Relation between class numbers of $\mathbb{Q}(\sqrt{pm})$ and $\mathbb{Q}(\sqrt{-m})$

Proposition 5.38 of the book Cyclotomic Fields by Lawrence Washington is as follows:

Let $m\geq 1$ be square free and assume 3 does not split completely in $\mathbb{Q}(\sqrt{-m})$. If 3 divides the class number of $\mathbb{Q}(\sqrt{3m})$ then 3 divides the class number of $\mathbb{Q}(\sqrt{-m})$.

The proof uses the 3-adic class number formula and the congruence of integer values of 3-adic L-functions to get $$\big(1-\frac{\chi\omega(3)}{3}\big)\frac{2h\log_3{\epsilon}}{\sqrt{D}}\equiv-(1-\chi(3))B_{1,\chi}\mod 3.$$ Here $\chi$ is the character for $\mathbb{Q}(\sqrt{-m})$, $\chi\omega$ is the character for $\mathbb{Q}(\sqrt{3m})$, $\epsilon,h,D$ are the fundamental unit, class number, and discriminant for $\mathbb{Q}(\sqrt{3m})$.

Then he checks that the left hand side is $h$ times something integral and therefore that if $3|h$, $3|-B_{1,\chi}=h(\mathbb{Q}(\sqrt{-m}))$. This last step uses that 3 isn't split so that $1-\chi(3)\neq 0$.

Working through the proof, I don't see where any special properties of 3 are used besides it being prime.

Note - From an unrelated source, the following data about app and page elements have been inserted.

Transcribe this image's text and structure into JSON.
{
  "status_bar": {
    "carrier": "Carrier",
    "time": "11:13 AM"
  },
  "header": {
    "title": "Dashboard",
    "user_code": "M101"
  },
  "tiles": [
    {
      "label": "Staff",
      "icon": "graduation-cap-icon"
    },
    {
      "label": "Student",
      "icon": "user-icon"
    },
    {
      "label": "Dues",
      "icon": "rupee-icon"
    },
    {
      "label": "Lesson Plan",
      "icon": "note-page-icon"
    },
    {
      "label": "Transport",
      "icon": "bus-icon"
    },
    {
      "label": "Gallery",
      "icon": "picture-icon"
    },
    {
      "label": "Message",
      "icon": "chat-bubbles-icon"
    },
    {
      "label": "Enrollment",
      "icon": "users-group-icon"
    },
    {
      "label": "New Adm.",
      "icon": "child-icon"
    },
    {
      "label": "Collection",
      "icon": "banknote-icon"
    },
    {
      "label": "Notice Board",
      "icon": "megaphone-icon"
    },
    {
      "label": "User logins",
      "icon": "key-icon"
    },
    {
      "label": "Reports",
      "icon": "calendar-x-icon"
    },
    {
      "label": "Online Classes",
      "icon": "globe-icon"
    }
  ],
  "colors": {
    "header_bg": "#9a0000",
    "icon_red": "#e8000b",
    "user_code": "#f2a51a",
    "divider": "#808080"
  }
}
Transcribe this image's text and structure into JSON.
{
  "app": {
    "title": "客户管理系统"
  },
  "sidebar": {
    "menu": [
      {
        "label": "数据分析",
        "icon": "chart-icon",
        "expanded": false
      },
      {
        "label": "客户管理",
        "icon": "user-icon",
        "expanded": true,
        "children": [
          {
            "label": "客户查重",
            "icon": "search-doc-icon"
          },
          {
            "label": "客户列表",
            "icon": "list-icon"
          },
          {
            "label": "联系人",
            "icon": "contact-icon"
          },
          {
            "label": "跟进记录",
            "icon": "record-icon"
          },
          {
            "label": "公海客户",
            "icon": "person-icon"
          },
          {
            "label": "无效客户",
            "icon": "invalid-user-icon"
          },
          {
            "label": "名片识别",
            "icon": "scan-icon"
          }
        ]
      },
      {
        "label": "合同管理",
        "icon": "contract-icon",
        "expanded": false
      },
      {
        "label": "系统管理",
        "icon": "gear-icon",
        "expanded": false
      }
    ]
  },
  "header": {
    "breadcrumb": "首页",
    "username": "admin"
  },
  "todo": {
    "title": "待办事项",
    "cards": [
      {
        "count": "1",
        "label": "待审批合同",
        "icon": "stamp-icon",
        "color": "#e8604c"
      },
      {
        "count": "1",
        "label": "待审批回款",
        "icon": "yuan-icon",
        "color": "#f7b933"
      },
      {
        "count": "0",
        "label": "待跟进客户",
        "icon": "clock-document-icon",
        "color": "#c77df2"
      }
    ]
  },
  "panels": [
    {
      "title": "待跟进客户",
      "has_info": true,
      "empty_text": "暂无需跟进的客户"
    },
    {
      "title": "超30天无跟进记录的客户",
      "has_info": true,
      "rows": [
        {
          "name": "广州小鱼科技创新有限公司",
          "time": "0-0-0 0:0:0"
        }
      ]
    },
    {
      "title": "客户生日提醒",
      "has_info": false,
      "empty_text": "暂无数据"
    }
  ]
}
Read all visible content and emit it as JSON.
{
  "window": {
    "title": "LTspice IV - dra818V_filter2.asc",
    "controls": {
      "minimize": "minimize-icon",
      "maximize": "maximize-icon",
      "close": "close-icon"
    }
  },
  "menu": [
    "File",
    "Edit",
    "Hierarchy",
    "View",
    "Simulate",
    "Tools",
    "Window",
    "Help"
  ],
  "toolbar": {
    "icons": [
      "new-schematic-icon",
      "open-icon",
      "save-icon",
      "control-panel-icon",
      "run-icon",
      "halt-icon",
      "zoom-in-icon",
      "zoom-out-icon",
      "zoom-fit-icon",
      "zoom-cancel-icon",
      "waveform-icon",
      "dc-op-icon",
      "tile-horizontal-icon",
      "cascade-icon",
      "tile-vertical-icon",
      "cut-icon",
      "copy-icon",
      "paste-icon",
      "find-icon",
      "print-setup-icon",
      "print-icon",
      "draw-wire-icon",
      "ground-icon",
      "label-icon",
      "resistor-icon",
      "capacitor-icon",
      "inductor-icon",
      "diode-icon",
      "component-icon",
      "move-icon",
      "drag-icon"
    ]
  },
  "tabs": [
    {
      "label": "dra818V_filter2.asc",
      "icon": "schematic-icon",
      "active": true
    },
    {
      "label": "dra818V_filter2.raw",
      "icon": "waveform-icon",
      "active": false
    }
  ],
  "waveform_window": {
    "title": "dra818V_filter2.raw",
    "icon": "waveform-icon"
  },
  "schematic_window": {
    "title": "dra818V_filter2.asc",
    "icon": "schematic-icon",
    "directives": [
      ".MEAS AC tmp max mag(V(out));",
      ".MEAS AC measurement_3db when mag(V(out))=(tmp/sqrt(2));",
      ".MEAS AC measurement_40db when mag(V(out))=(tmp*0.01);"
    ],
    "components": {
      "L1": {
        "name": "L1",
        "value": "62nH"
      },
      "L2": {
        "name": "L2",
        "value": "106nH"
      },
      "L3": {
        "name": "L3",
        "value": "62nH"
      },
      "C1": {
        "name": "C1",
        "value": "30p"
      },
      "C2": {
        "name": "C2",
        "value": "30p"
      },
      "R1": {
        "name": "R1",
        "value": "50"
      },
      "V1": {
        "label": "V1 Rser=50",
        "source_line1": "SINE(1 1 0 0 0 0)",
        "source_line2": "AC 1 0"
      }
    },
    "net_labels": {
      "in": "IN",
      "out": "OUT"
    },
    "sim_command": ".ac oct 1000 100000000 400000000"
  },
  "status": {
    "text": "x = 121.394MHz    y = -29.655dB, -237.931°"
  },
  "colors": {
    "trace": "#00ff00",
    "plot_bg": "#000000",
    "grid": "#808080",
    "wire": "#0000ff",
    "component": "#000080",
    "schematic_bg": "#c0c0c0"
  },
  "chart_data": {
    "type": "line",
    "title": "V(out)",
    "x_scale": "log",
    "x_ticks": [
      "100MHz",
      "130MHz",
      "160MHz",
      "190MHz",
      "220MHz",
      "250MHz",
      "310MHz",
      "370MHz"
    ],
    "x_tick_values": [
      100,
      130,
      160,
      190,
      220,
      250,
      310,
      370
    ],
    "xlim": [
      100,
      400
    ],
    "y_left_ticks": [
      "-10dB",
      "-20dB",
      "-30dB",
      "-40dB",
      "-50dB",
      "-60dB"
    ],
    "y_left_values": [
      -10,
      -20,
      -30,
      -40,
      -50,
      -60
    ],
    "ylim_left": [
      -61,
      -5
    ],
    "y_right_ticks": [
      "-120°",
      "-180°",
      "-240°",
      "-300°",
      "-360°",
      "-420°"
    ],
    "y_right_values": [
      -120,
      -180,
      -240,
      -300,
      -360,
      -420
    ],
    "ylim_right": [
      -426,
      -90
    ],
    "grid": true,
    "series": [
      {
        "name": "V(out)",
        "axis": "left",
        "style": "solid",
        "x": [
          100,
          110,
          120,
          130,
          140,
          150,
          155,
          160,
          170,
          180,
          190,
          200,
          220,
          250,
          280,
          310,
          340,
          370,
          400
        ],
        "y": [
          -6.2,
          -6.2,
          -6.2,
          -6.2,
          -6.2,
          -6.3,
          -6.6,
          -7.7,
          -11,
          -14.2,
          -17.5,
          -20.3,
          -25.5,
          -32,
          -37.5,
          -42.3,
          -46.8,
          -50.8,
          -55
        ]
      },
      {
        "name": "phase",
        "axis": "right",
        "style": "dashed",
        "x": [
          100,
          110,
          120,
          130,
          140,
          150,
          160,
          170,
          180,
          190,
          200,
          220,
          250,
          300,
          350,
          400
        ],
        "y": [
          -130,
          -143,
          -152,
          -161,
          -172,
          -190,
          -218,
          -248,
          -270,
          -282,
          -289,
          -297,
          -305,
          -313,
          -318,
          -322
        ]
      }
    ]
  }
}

Am I missing something, or is it true for any prime $p$ in place of 3 with the exact same proof?

You're missing the fact that the cubic unramified extension becomes a Kummer extension over the field you get by adjoining $\sqrt{-3}$, which fails to hold for primes $p > 3$.
• Thank you very much for this, it (and your answer here mathoverflow.net/a/75027) have helped me understand why 3 is needed for this theorem. The proof you give is different from Washington's, he uses $p$-adic $L$-functions. I edited my post to sketch his proof. Do you know if your proof can be rephrased in this language? Or where his proof might break down for $p\neq 3$? – Peter Dec 28 '17 at 3:02
• I think I see how this affects Washington's proof now. The class number of $\mathbb{Q}(\sqrt{-m})$ is $-B_{1,\chi}$ where $\chi$ is the Dirichlet character corresponding to $\mathbb{Q}(\sqrt{-m})$. We can understand $B_{1,\chi}\mod 3$ via the 3-adic $L$-function corresponding to $\chi\omega$, and because $\mathbb{Q}(\zeta_3)$ is quadratic the character $\chi\omega$ corresponds to the quadratic field $\mathbb{Q}(\sqrt{3m})$ to which we can then apply the $3$-adic class number formula. For any larger prime, $\chi\omega$ will come from some more complicated field, so things will be messier. – Peter Dec 29 '17 at 23:59